- July 16, 2019
- Posted by: Jenna Jack
- Category: People Plus
Last week we hosted our Mock Employment Tribunal in Birmingham in partnership with Vista Employer Services. The aim of the day was to showcase what would really happen in an employment tribunal and to give fellow professionals a clear picture of how proceedings would go, how best to prepare and what factors could and would affect a judiciary decision; so that employers could be better prepared if they were ever called to a tribunal of their own.
The day began with our mock attorneys presenting the facts of the case. This case involved a 51-year-old woman who had brought her line manager to an employment tribunal on the basis that she had experienced discrimination in the workplace due to her age. Participants were also given some background on Vista’s experience of real tribunals and told that in a lot of cases the defense attorney would have no prior knowledge of the case until the day of the hearing; giving little time for preparation.
- For employers this means it is vital to arrive at the tribunal prepared, with a clear structure of your arguments and the key points you wish to make.
To give a true representation of the preparation period, our audience was split into three groups – the judiciary, the claimant (the individual who felt they had suffered a grievance) and the respondent (the employer). Each team sat and discussed how they were going to approach the case. For the claimant, this involved questions around what evidence would be best to put forward, such as inflammatory emails made by the respondent could really strengthen the claimant’s case as this is documented evidence rather than hearsay.
On the respondent’s side of the room, the discussions were largely around language and how they could question the claimant’s interpretation of what was said, compared to the intention with which it was said. For example, one of the allegations of ageism stemmed from a comment from the respondent where he had stated ‘I’m glad I’m not the only one who has senior moments.’ The claimant claimed that this remark was directly linked to her age, whereas the respondent claimed that this remark was directly linked to memory and was only intended as a comment on his own recollection.
- Whichever side you agree with, proving the intention one way or another is a difficult task; even for an experienced HR professional.
In the judiciary corner, they were told by staff from Vista that it was vital when deciding a case that they should only consider the facts of the case and what could be proven. They were also told some of the legal changes that have happened in relation to employment law, such as until 2017 claimants had to pay a large fee to bring a case to tribunal, and it was argued that this was a barrier to justice for claimants at the time. However, since the fees have reduced there has been an increase in smaller scale cases being taken to tribunal. It was also noted that this case could have been resolved in the workplace if both sides had followed a procedure and involved HR sooner.

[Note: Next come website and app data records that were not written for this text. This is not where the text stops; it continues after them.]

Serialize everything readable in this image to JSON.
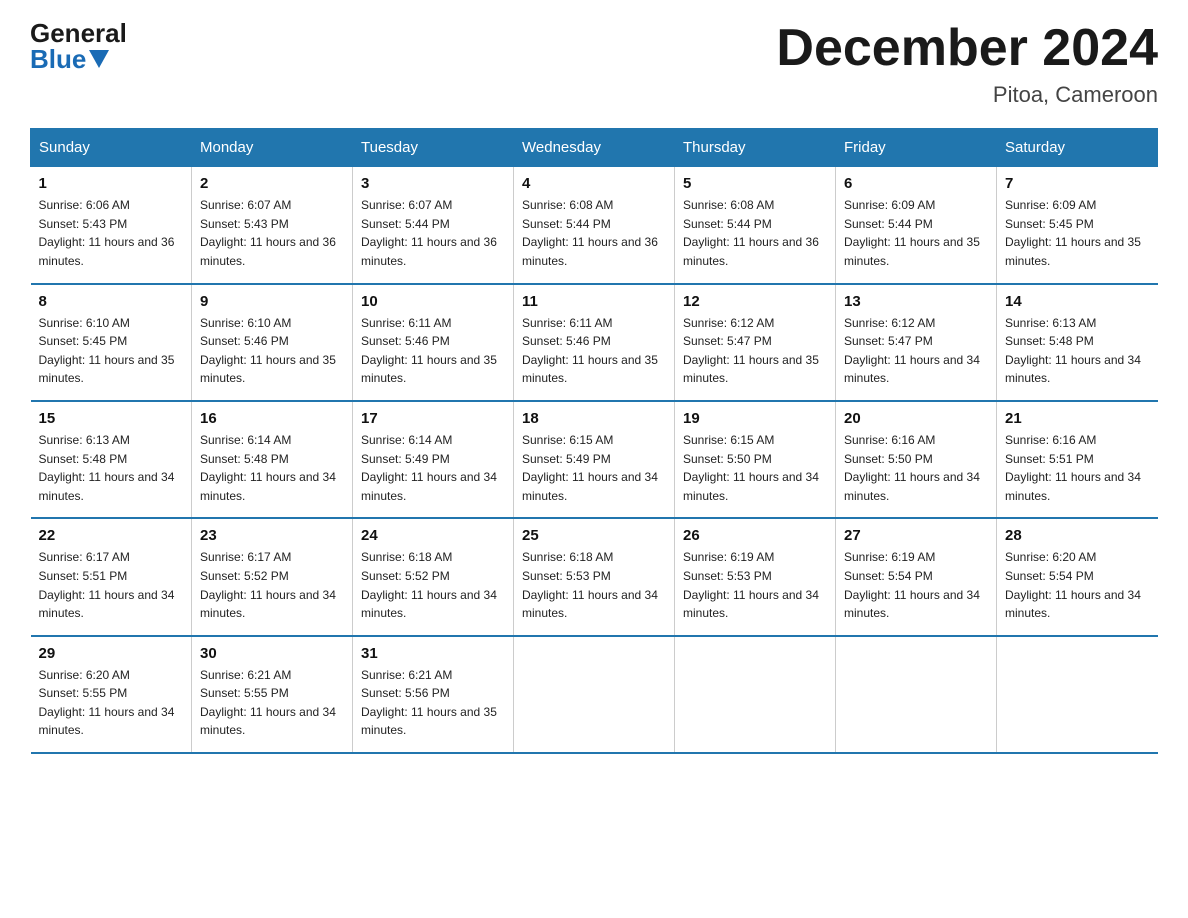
{
  "logo": {
    "general": "General",
    "blue": "Blue"
  },
  "title": "December 2024",
  "subtitle": "Pitoa, Cameroon",
  "days_of_week": [
    "Sunday",
    "Monday",
    "Tuesday",
    "Wednesday",
    "Thursday",
    "Friday",
    "Saturday"
  ],
  "weeks": [
    [
      {
        "day": "1",
        "sunrise": "6:06 AM",
        "sunset": "5:43 PM",
        "daylight": "11 hours and 36 minutes."
      },
      {
        "day": "2",
        "sunrise": "6:07 AM",
        "sunset": "5:43 PM",
        "daylight": "11 hours and 36 minutes."
      },
      {
        "day": "3",
        "sunrise": "6:07 AM",
        "sunset": "5:44 PM",
        "daylight": "11 hours and 36 minutes."
      },
      {
        "day": "4",
        "sunrise": "6:08 AM",
        "sunset": "5:44 PM",
        "daylight": "11 hours and 36 minutes."
      },
      {
        "day": "5",
        "sunrise": "6:08 AM",
        "sunset": "5:44 PM",
        "daylight": "11 hours and 36 minutes."
      },
      {
        "day": "6",
        "sunrise": "6:09 AM",
        "sunset": "5:44 PM",
        "daylight": "11 hours and 35 minutes."
      },
      {
        "day": "7",
        "sunrise": "6:09 AM",
        "sunset": "5:45 PM",
        "daylight": "11 hours and 35 minutes."
      }
    ],
    [
      {
        "day": "8",
        "sunrise": "6:10 AM",
        "sunset": "5:45 PM",
        "daylight": "11 hours and 35 minutes."
      },
      {
        "day": "9",
        "sunrise": "6:10 AM",
        "sunset": "5:46 PM",
        "daylight": "11 hours and 35 minutes."
      },
      {
        "day": "10",
        "sunrise": "6:11 AM",
        "sunset": "5:46 PM",
        "daylight": "11 hours and 35 minutes."
      },
      {
        "day": "11",
        "sunrise": "6:11 AM",
        "sunset": "5:46 PM",
        "daylight": "11 hours and 35 minutes."
      },
      {
        "day": "12",
        "sunrise": "6:12 AM",
        "sunset": "5:47 PM",
        "daylight": "11 hours and 35 minutes."
      },
      {
        "day": "13",
        "sunrise": "6:12 AM",
        "sunset": "5:47 PM",
        "daylight": "11 hours and 34 minutes."
      },
      {
        "day": "14",
        "sunrise": "6:13 AM",
        "sunset": "5:48 PM",
        "daylight": "11 hours and 34 minutes."
      }
    ],
    [
      {
        "day": "15",
        "sunrise": "6:13 AM",
        "sunset": "5:48 PM",
        "daylight": "11 hours and 34 minutes."
      },
      {
        "day": "16",
        "sunrise": "6:14 AM",
        "sunset": "5:48 PM",
        "daylight": "11 hours and 34 minutes."
      },
      {
        "day": "17",
        "sunrise": "6:14 AM",
        "sunset": "5:49 PM",
        "daylight": "11 hours and 34 minutes."
      },
      {
        "day": "18",
        "sunrise": "6:15 AM",
        "sunset": "5:49 PM",
        "daylight": "11 hours and 34 minutes."
      },
      {
        "day": "19",
        "sunrise": "6:15 AM",
        "sunset": "5:50 PM",
        "daylight": "11 hours and 34 minutes."
      },
      {
        "day": "20",
        "sunrise": "6:16 AM",
        "sunset": "5:50 PM",
        "daylight": "11 hours and 34 minutes."
      },
      {
        "day": "21",
        "sunrise": "6:16 AM",
        "sunset": "5:51 PM",
        "daylight": "11 hours and 34 minutes."
      }
    ],
    [
      {
        "day": "22",
        "sunrise": "6:17 AM",
        "sunset": "5:51 PM",
        "daylight": "11 hours and 34 minutes."
      },
      {
        "day": "23",
        "sunrise": "6:17 AM",
        "sunset": "5:52 PM",
        "daylight": "11 hours and 34 minutes."
      },
      {
        "day": "24",
        "sunrise": "6:18 AM",
        "sunset": "5:52 PM",
        "daylight": "11 hours and 34 minutes."
      },
      {
        "day": "25",
        "sunrise": "6:18 AM",
        "sunset": "5:53 PM",
        "daylight": "11 hours and 34 minutes."
      },
      {
        "day": "26",
        "sunrise": "6:19 AM",
        "sunset": "5:53 PM",
        "daylight": "11 hours and 34 minutes."
      },
      {
        "day": "27",
        "sunrise": "6:19 AM",
        "sunset": "5:54 PM",
        "daylight": "11 hours and 34 minutes."
      },
      {
        "day": "28",
        "sunrise": "6:20 AM",
        "sunset": "5:54 PM",
        "daylight": "11 hours and 34 minutes."
      }
    ],
    [
      {
        "day": "29",
        "sunrise": "6:20 AM",
        "sunset": "5:55 PM",
        "daylight": "11 hours and 34 minutes."
      },
      {
        "day": "30",
        "sunrise": "6:21 AM",
        "sunset": "5:55 PM",
        "daylight": "11 hours and 34 minutes."
      },
      {
        "day": "31",
        "sunrise": "6:21 AM",
        "sunset": "5:56 PM",
        "daylight": "11 hours and 35 minutes."
      },
      null,
      null,
      null,
      null
    ]
  ]
}
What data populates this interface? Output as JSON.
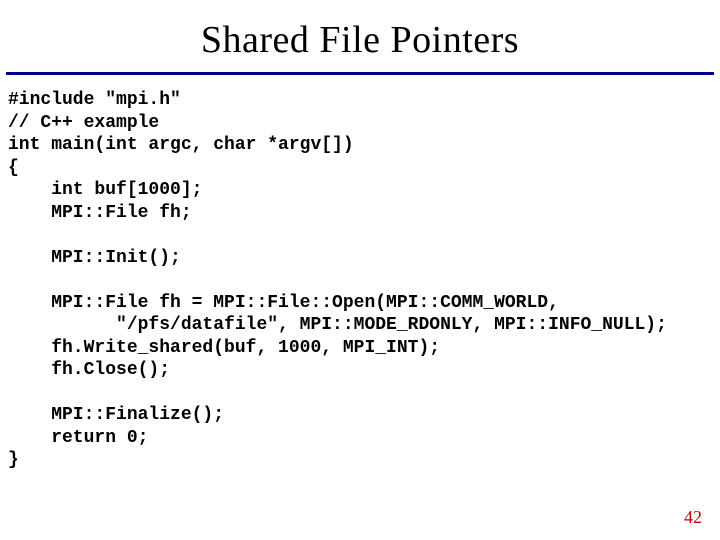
{
  "title": "Shared File Pointers",
  "code": "#include \"mpi.h\"\n// C++ example\nint main(int argc, char *argv[])\n{\n    int buf[1000];\n    MPI::File fh;\n\n    MPI::Init();\n\n    MPI::File fh = MPI::File::Open(MPI::COMM_WORLD,\n          \"/pfs/datafile\", MPI::MODE_RDONLY, MPI::INFO_NULL);\n    fh.Write_shared(buf, 1000, MPI_INT);\n    fh.Close();\n\n    MPI::Finalize();\n    return 0;\n}",
  "page_number": "42"
}
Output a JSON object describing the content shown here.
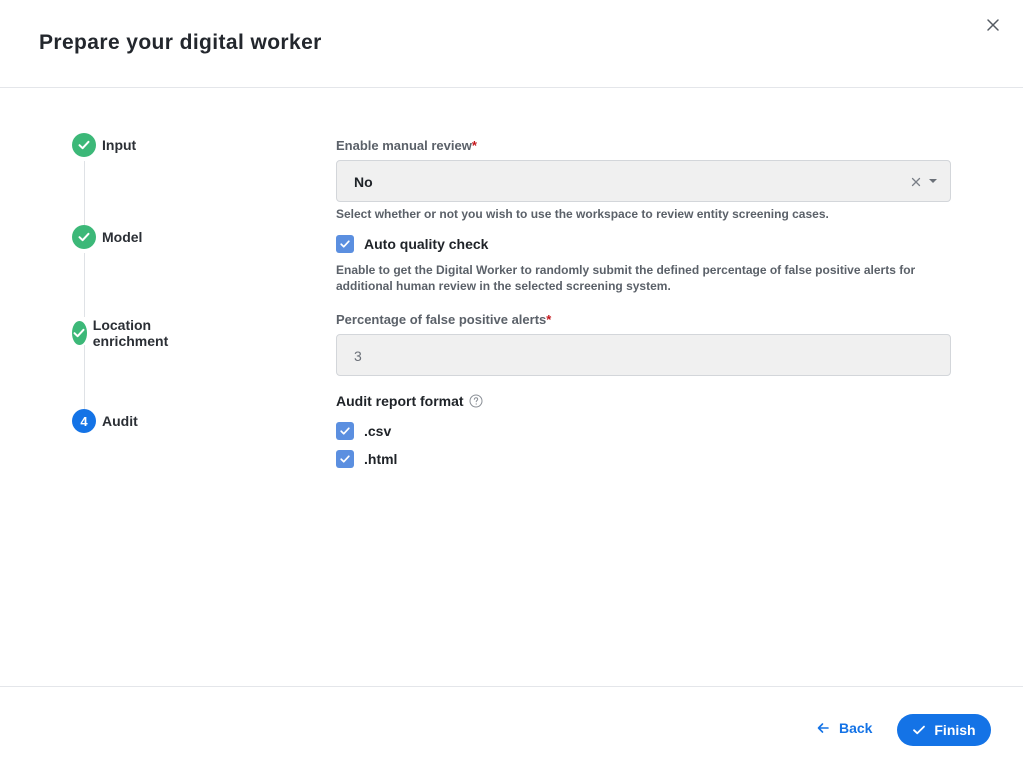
{
  "header": {
    "title": "Prepare your digital worker"
  },
  "stepper": {
    "steps": [
      {
        "label": "Input",
        "status": "done"
      },
      {
        "label": "Model",
        "status": "done"
      },
      {
        "label": "Location enrichment",
        "status": "done"
      },
      {
        "label": "Audit",
        "status": "active",
        "number": "4"
      }
    ]
  },
  "form": {
    "manual_review": {
      "label": "Enable manual review",
      "required_mark": "*",
      "value": "No",
      "help": "Select whether or not you wish to use the workspace to review entity screening cases."
    },
    "auto_quality": {
      "label": "Auto quality check",
      "checked": true,
      "help": "Enable to get the Digital Worker to randomly submit the defined percentage of false positive alerts for additional human review in the selected screening system."
    },
    "false_positive": {
      "label": "Percentage of false positive alerts",
      "required_mark": "*",
      "value": "3"
    },
    "audit_format": {
      "title": "Audit report format",
      "options": [
        {
          "label": ".csv",
          "checked": true
        },
        {
          "label": ".html",
          "checked": true
        }
      ]
    }
  },
  "footer": {
    "back_label": "Back",
    "finish_label": "Finish"
  },
  "colors": {
    "accent": "#1473e6",
    "success": "#3cb878",
    "checkbox": "#5b8fe0",
    "required": "#c4161c"
  }
}
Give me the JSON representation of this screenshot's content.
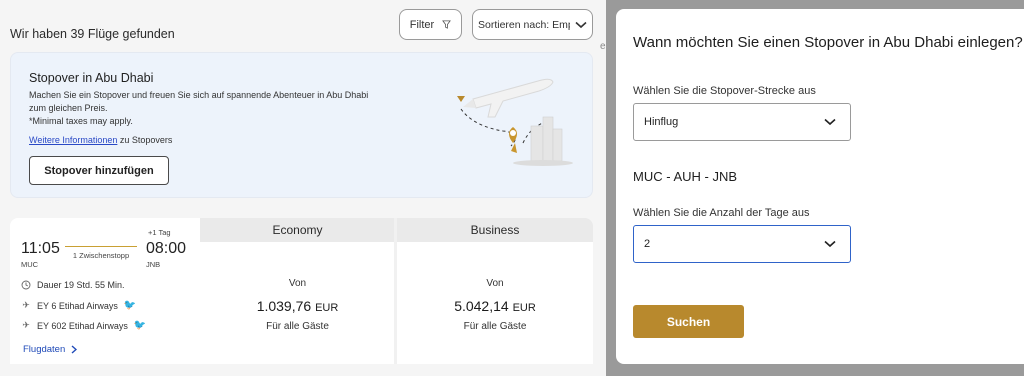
{
  "results": {
    "title": "Wir haben 39 Flüge gefunden",
    "filter_label": "Filter",
    "sort_label": "Sortieren nach: Empf..."
  },
  "stray_text": "e",
  "promo": {
    "title": "Stopover in Abu Dhabi",
    "description": "Machen Sie ein Stopover und freuen Sie sich auf spannende Abenteuer in Abu Dhabi zum gleichen Preis.",
    "note": "*Minimal taxes may apply.",
    "link_text": "Weitere Informationen",
    "link_suffix": " zu Stopovers",
    "button_label": "Stopover hinzufügen"
  },
  "flight": {
    "departure_time": "11:05",
    "departure_code": "MUC",
    "arrival_time": "08:00",
    "arrival_code": "JNB",
    "day_offset": "+1 Tag",
    "stops": "1 Zwischenstopp",
    "duration": "Dauer 19 Std. 55 Min.",
    "segments": [
      "EY 6 Etihad Airways",
      "EY 602 Etihad Airways"
    ],
    "details_link": "Flugdaten",
    "fares": [
      {
        "class": "Economy",
        "from": "Von",
        "price": "1.039,76",
        "currency": "EUR",
        "note": "Für alle Gäste"
      },
      {
        "class": "Business",
        "from": "Von",
        "price": "5.042,14",
        "currency": "EUR",
        "note": "Für alle Gäste"
      }
    ]
  },
  "modal": {
    "title": "Wann möchten Sie einen Stopover in Abu Dhabi einlegen?",
    "route_label": "Wählen Sie die Stopover-Strecke aus",
    "route_value": "Hinflug",
    "route": "MUC - AUH - JNB",
    "days_label": "Wählen Sie die Anzahl der Tage aus",
    "days_value": "2",
    "search_button": "Suchen"
  },
  "colors": {
    "accent_gold": "#b8892d",
    "link_blue": "#1f4ab8",
    "focus_blue": "#2f63c9"
  },
  "icons": [
    "funnel-icon",
    "chevron-down-icon",
    "clock-icon",
    "plane-icon",
    "chevron-right-icon",
    "etihad-logo-icon"
  ]
}
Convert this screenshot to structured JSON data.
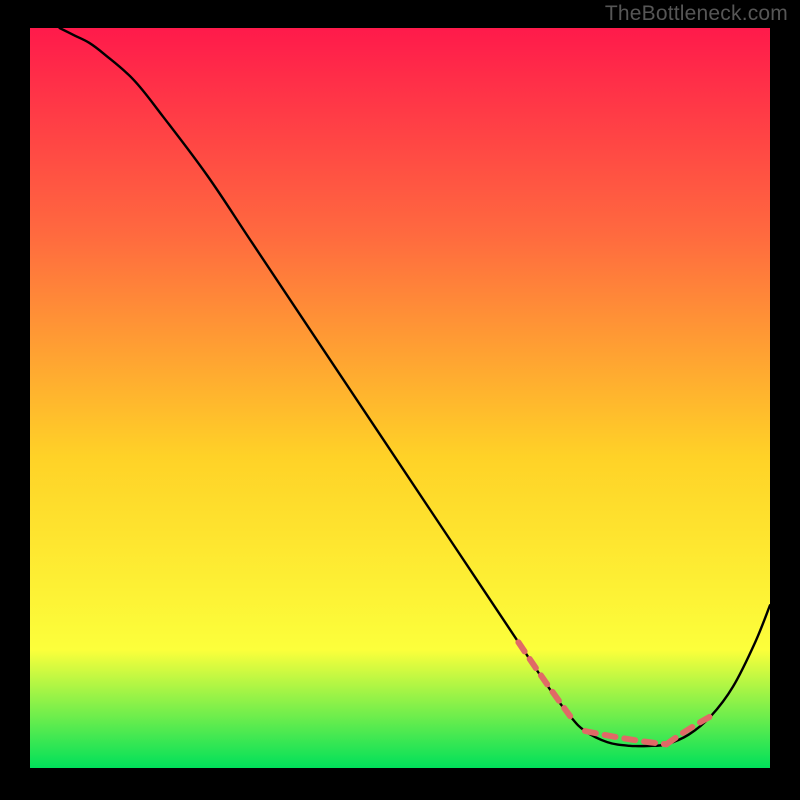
{
  "watermark": "TheBottleneck.com",
  "chart_data": {
    "type": "line",
    "title": "",
    "xlabel": "",
    "ylabel": "",
    "xlim": [
      0,
      100
    ],
    "ylim": [
      0,
      100
    ],
    "background_gradient": {
      "top_color": "#ff1a4b",
      "upper_color": "#ff6a3f",
      "mid_color": "#ffd227",
      "lower_color": "#fcff3b",
      "bottom_color": "#00e05a"
    },
    "series": [
      {
        "name": "bottleneck-curve",
        "x": [
          4,
          6,
          8,
          10,
          14,
          18,
          24,
          30,
          38,
          46,
          54,
          60,
          66,
          70,
          73,
          75,
          78,
          81,
          84,
          86,
          89,
          92,
          95,
          98,
          100
        ],
        "y": [
          100,
          99,
          98,
          96.5,
          93,
          88,
          80,
          71,
          59,
          47,
          35,
          26,
          17,
          11,
          7,
          5,
          3.5,
          3,
          3,
          3.2,
          4.5,
          7,
          11,
          17,
          22
        ]
      }
    ],
    "dash_spans": [
      {
        "x": [
          66,
          73
        ],
        "y": [
          17,
          7
        ]
      },
      {
        "x": [
          75,
          86
        ],
        "y": [
          5,
          3.2
        ]
      },
      {
        "x": [
          86,
          92
        ],
        "y": [
          3.2,
          7
        ]
      }
    ],
    "curve_color": "#000000",
    "dash_color": "#e06a66"
  }
}
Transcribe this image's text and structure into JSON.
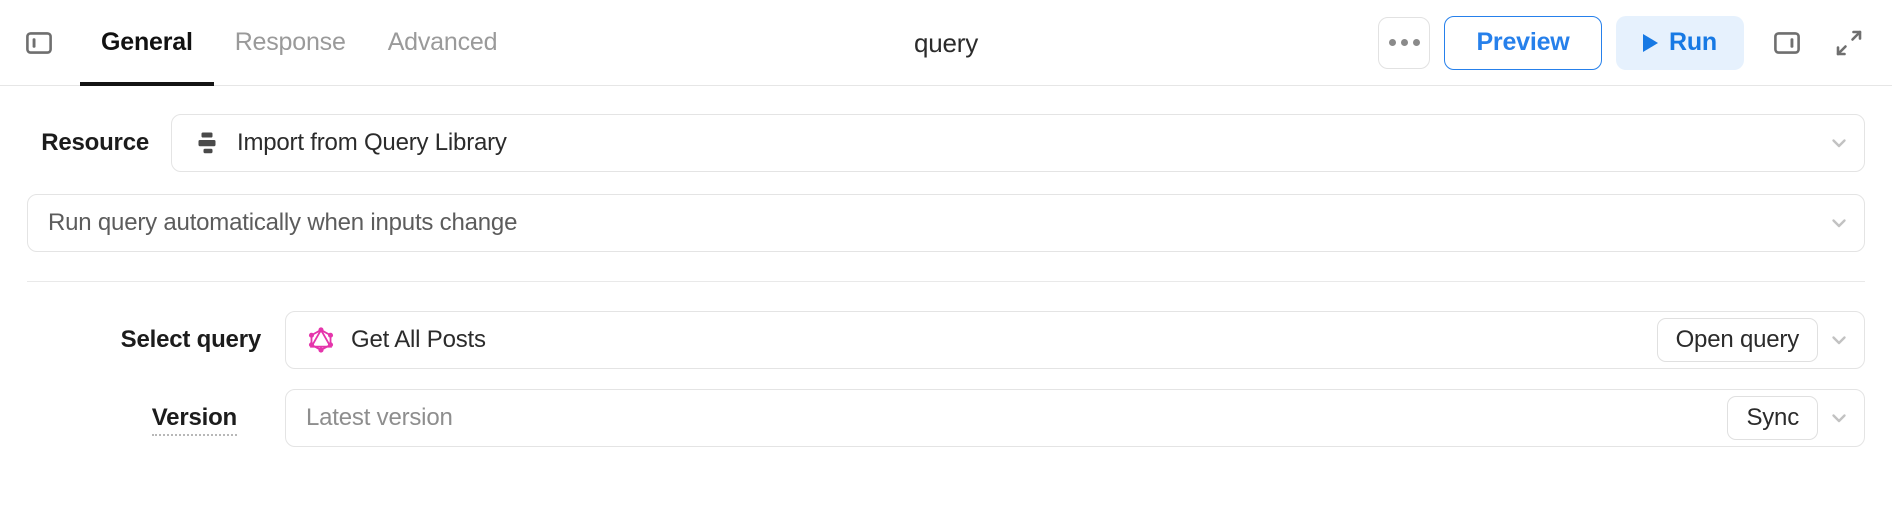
{
  "header": {
    "panel_toggle_left_icon": "panel-left-icon",
    "title": "query",
    "tabs": [
      {
        "label": "General",
        "active": true
      },
      {
        "label": "Response",
        "active": false
      },
      {
        "label": "Advanced",
        "active": false
      }
    ],
    "more_button_label": "•••",
    "preview_label": "Preview",
    "run_label": "Run",
    "run_icon": "play-icon",
    "panel_toggle_right_icon": "panel-right-icon",
    "expand_icon": "expand-diagonal-icon",
    "accent_blue": "#2680eb",
    "run_bg": "#e6f1fd",
    "run_fg": "#1779e4"
  },
  "form": {
    "resource": {
      "label": "Resource",
      "icon": "query-library-icon",
      "value": "Import from Query Library",
      "chevron": "chevron-down-icon"
    },
    "run_mode": {
      "value": "Run query automatically when inputs change",
      "chevron": "chevron-down-icon"
    },
    "select_query": {
      "label": "Select query",
      "icon": "graphql-icon",
      "icon_color": "#e535ab",
      "value": "Get All Posts",
      "action_label": "Open query",
      "chevron": "chevron-down-icon"
    },
    "version": {
      "label": "Version",
      "value": "Latest version",
      "action_label": "Sync",
      "chevron": "chevron-down-icon"
    }
  }
}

When we reconvened, we heard each of the arguments that the claimant and respondent teams had prepared. Both sides came under questioning and the feeling in the room was mixed between what the outcome would be. Questions were asked of Vista staff such as ‘Does not escalating the situation affect both the respondent and the claimant in the same way?’ and ‘How can you truly prove intent?’. After each side had made their case and answered questions from the judiciary and the attorneys; it was decision time.
We were warned about the perils of making assumptions about employees, and how these preconceived ideas can be used against you. We heard how the respondent could have used better language to address the claimant; rather than nominating her for tasks seemingly due to her age.
- He could have asked for volunteers for the same task or made his reasons for picking the claimant clearer and without parallel to a protected characteristic such as age.
The verdict received by the judiciary was that two of the three allegations made by the claimant were upheld; meaning that she would receive some form of compensation or resolution from her employer.
If this was your employment tribunal, do you think the result would have been the same? What would you have done differently and what can you do to make sure you are prepared, should you ever need to be; for your own tribunal?
- If you’d like advice or guidance on this, please do get in touch by email Talent@peopleplus.co.uk
“Very insightful. Having been to tribunals before, they’ve never been positioned like this. This was far better for the fact that we’re de-briefing and learning about the law that underpins a tribunal such as this. Really engaging.” Samantha Arnold – HR Professional for Communisis.